Abstemiousness from intoxicating drinks and drugs, and from all kinds of foods, especially meat, is undoubtedly a great aid to the evolution of the spirit, but It is by no means an end in itself. Many a man eating meat and with everybody living in the fear of God is nearer his freedom than a man religiously abstaining from meat and many other things, but blaspheming God in every one of his acts.
Young India, 6-10-21

Abjure brinjals or potatoes by all means, if you will, but do not for heavenís sake begin to feel yourself self-righteous or flatter yourself that you are practicing Ahimsa on that account. The very idea is enough to make one blush. Ahimsa is not a mere matter of dietetics, it transcends it. What a man eats or drinks matters little; it is the self-denial, the self-restraint behind it that matters. By all means practice as much restraint in the choice of the articles of your diet as you like. The restraint is commendable, even necessary, but it touches wide latitude in the matter of diet and yet may be a personification of Ahimsa and compel our homage, if his heart overflows with love and melts at anotherís woe, and has been purged of all passions.

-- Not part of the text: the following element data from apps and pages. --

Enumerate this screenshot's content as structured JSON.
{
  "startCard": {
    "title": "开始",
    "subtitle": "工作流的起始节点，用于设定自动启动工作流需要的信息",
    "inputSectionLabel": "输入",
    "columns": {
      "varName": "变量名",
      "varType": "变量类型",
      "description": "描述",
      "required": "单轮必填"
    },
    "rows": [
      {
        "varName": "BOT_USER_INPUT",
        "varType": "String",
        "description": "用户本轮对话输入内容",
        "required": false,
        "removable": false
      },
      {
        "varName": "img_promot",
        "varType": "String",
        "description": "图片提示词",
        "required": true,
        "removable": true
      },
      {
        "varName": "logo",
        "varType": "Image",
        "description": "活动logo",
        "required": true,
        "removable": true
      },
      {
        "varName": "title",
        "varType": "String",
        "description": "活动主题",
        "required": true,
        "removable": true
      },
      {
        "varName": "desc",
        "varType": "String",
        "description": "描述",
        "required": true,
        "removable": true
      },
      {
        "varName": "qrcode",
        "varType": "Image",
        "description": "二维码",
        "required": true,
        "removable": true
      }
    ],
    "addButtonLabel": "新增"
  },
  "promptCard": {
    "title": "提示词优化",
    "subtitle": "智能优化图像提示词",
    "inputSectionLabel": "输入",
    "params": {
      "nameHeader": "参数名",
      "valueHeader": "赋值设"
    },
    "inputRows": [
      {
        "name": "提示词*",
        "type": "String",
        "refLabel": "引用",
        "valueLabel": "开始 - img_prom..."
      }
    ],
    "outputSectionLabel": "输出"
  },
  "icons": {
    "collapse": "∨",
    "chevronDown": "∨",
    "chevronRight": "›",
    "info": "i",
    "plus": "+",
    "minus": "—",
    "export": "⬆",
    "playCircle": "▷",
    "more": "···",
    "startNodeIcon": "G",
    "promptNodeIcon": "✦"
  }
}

On the other hand, a man always over scrupulous in diet is an utter stranger to Ahimsa and a pitiful wretch, if he is a slave to selfishness and passions and is hard of heart.

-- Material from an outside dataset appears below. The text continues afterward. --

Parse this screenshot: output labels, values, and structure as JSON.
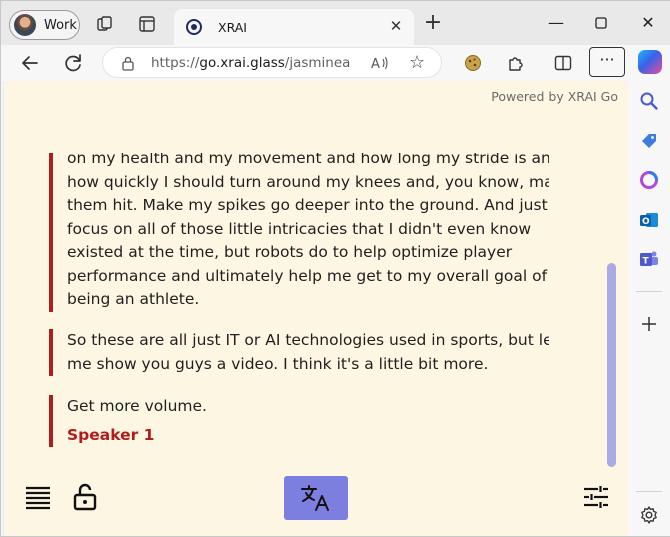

Young India, 6-9-1928

I am painfully aware of the fact that my desire to continue life in the body involves me in constant himsa. That is why I am becoming growingly indifferent to this physical body of mine. For instance, I know that in the act of respiration I destroy innumerable invisible germs floating in the air. But I do not stop breathing. The consumption of vegetables involves himsa, but I find that I cannot give them up. Again, there is himsa in the use of antiseptics, yet I cannot bring myself to discard the use of disinfectants like kerosene, etc. to rid myself of the mosquito pest and the like. I suffer snakes to be killed in the Ashram when it is impossible to catch them and put them out of harmís way. I ever tolerate the use of the stick to drive the bullocks in the Ashram. Thus there is no end of himsa which I directly and indirectly commit. If, as a result of this humble confession of mine, friends choose to give me up as lost I would be sorry, but nothing will induce me to try to conceal my imperfection ion in the practice of Ahimsa. All I claim for myself is that I am ceaselessly trying to understand the implications of great ideals like Ahimsa and to practice them in thought, word and deed and that not without a certain measure of success as I think. But I know that I have long distance yet to cover in this direction.
Young India, 1-11-1928